Beef and milk have a different cultural significance in Italy from that in most other European countries. Firstly, the Italians are not particularly fond of drinking milk, especially not at mealtimes, and secondly, because they have used cattle, particularly oxen, for pulling carts and less so for dairy. You just have to look at the Italian breeds like Piemontese, Chianina, Demonte, Recconigi and Valdorno, and the difference is easy to see. One remarkable reason why an Italian farmer might have kept a modest herd of cattle, was for its manure. The farmers in some regions would keep most of the cattle in the barn, and use the manure for fertilising the land. As a result of these trends, there has never been a large need for milk production for direct consumption, and cheese production became popular only in the course of the eighteenth century. Consequently, the Italian farming industry has always produced a comparatively small number of calves, and therefore relatively little veal. That is not to say they don’t like it; on the contrary. Veal has always been the favourite amongst the rich, viewed as the crème de la crème of meats.
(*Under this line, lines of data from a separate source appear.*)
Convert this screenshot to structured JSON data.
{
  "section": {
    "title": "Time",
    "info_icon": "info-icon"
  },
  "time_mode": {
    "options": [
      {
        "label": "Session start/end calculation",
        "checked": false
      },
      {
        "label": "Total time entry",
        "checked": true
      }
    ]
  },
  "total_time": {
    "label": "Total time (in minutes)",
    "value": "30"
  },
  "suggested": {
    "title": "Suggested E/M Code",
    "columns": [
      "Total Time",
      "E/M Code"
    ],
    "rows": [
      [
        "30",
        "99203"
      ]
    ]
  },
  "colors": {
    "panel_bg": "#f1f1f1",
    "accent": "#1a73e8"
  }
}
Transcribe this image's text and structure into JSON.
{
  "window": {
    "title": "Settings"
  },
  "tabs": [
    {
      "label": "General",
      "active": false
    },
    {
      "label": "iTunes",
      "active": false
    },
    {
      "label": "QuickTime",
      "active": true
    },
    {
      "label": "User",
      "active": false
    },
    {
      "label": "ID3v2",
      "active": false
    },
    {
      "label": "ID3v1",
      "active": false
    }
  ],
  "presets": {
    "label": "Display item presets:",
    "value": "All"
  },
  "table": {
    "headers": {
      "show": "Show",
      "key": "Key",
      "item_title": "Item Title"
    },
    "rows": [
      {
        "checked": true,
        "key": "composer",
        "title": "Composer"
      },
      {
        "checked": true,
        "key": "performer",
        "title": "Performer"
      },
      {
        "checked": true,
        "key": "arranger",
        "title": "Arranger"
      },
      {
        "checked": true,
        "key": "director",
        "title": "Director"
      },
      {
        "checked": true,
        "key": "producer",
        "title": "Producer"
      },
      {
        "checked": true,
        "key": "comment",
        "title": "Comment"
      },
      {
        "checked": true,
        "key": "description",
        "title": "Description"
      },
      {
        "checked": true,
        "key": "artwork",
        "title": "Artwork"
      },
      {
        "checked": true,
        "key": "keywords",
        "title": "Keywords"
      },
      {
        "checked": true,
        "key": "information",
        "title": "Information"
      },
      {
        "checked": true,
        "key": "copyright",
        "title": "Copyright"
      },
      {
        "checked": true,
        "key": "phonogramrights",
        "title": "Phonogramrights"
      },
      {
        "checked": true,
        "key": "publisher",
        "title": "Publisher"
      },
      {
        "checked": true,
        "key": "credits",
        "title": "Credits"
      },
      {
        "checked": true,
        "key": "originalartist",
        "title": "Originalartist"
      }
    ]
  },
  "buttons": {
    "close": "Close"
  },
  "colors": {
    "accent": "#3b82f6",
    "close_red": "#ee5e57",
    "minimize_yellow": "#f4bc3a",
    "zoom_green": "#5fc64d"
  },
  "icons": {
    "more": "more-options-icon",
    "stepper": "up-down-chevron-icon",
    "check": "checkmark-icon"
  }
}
This excellent reputation has been upheld over the centuries, continuing into the eighteenth and nineteenth centuries with the introduction of some rather famous veal recipes.
Vitello tonnato (literally: tuna-ed veal) had been a well-known recipe for a long time, but was made even more famous by Pellegrino Artusi in his cookery book published inn 1891. In the cold variety, blanched vegetables and tuna are added to a veal bouillon to create a thin sauce. Thin slices of veal and a few capers are then added and left to float in the sauce.
Saltimbocca (literally: jumping in the mouth) consists of thin slices of veal that are rolled up with sage and ham. This dish is prepared in hundreds of different ways throughout Italy.
Minestra di trippa (soup made with veal tripe and cooked for a minimum of 3 hours) was originally a traditional Genoan dish eaten at New Year festivities, but has become a symbol of celebration in country cooking.
Bollito misto is a pot-au-feu from Piemonte using beef and veal shins.
Involtini is made of minced beef wrapped in a thin layer of veal.
Piccata are thinly sliced veal escalopes doused with lemon juice and Marsala wine.
This brings us to the most famous of Italian specialties, the osso bucco. We have been told to go to Via Edoardo Porro for a closer look at this particular dish, but you are advised to avoid this particular street once dusk falls!
8 Via Edoardo Porro is one of the last remaining restaurants in Milan where you will find traditional Italian cooking. The restaurant is called Altra Isola and is owned by Gianni Borelli. Mr Borelli himself is just as traditional and does not speak a word of English, French or even Italian. He speaks Milanese. This will make for an interesting interview, but we know he started working in the kitchens of Milan about seventy years ago and has watched the culinary traditions slowly disappear. This motivated him to starting his own restaurant in 1962, focussing solely on traditional cooking. Using hand gestures and demonstrations, this master chef explains just how much we can do with veal. One example is the Costeleta à Milanesa, similar to the schnitzel. Another, the manzo brasatto, a ragout with Barollo wine, and thirdly, the trippa al forno, tripe stewed with vegetables in a large oven dish. Yet the very reason we have come to see Mr Borelli, is for the osso bucco, and he is very keen to tell us all about it. From the outset, Mr Borelli clarifies a common misconception for us, namely, that anyone considering putting tomatoes, anchovies or even oranges in the osso bucco, should think twice. They do not belong in this traditional recipe, so if you do decide to add them, don’t call it a Milanese osso bucco! Our next question may seem a little silly, but does it matter which kind of veal shank you use? He looks at us in despair. “If you are in Milan and you’re talking about veal, then you are only ever talking about vitello da late, la carne bianca, bianca alla Mila- nese!” In other words, genuine white veal. Chef Hu Shun Feng joins us in the kitchen to demonstrate how to prepare the osso bucco. Although his name is far from Italian, he has spent many years working alongside Borelli and has very little left to learn about Milanese cuisine. To start off the osso bucco, you sear the meat well in olive oil on both sides. Then you add carrots, onions, celery, garlic, bay leaves and dried wild mushrooms. Leave it to sweat in the pan and then add some flour. Deglaze the pan with white wine and then fill with water. Add salt and pepper and cook for two hours. What should you serve with it? “An authentic Milanese risotto with saffron of course!” replies Borelli.